I did return the LP and Amazon did do a good job of getting me a replacement copy pretty quickly. The second one was better than the first but not what it should be for what current vinyl buyers expect, especially for jazz.
The music is pretty good. Some good soloing by Harold & Bobby, and it ranges from post- bop to a bit of avant-garde without going too far out to get boring.
It is a great jazz LP for what you'd expect from these musicians but turns out, the vinyl (in a generic Blue Note 75th Anniversary sleeve) is nothing but another corporate disappointment.
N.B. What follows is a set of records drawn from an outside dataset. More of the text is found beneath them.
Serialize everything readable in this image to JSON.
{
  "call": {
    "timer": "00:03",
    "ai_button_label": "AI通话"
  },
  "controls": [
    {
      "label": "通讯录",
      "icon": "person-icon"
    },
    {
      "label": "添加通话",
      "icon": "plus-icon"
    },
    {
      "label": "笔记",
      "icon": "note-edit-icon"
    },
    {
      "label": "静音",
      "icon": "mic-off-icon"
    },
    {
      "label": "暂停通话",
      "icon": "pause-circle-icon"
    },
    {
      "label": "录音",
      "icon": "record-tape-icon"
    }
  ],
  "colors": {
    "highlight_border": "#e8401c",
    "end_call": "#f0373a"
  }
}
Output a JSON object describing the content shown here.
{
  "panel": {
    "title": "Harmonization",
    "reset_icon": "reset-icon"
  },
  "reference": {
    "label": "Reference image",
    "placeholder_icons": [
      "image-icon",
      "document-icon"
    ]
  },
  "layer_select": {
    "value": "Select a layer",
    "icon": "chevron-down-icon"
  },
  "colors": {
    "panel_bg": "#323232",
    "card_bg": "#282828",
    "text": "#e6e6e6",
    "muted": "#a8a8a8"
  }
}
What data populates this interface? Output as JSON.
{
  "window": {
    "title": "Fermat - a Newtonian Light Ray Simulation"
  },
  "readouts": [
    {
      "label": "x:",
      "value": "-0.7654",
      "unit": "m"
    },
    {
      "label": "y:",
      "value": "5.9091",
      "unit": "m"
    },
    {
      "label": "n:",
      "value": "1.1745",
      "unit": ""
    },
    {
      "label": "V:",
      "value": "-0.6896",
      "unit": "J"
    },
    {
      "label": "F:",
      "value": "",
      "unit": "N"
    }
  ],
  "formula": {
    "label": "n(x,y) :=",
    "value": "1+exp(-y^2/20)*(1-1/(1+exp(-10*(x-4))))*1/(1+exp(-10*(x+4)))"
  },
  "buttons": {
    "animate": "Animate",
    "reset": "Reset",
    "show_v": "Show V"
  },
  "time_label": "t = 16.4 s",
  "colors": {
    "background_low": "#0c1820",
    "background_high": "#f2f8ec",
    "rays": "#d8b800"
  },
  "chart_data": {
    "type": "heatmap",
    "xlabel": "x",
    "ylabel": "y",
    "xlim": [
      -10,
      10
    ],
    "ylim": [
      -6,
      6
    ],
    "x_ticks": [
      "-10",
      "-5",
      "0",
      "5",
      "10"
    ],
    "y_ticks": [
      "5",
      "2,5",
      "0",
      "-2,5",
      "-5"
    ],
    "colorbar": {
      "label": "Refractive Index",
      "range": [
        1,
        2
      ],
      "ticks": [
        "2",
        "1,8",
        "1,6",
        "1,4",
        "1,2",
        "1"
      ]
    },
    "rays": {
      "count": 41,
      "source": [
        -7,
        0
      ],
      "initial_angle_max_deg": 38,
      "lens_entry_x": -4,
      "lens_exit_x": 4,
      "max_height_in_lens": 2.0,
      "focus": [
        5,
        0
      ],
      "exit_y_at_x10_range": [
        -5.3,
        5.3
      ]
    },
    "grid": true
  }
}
I will have to also add, recently I bought from my local record store, the 180g 2-LP set of the "Smile Sessions" by the Beach Boys. I used to like the recordings and know the story but turns out, that vinyl I bought was as flawed as my first one of this, and I had to return it for a refund. What is up with EMI/Capitol vinyl these days? Don't they get it that people care about quality vinyl?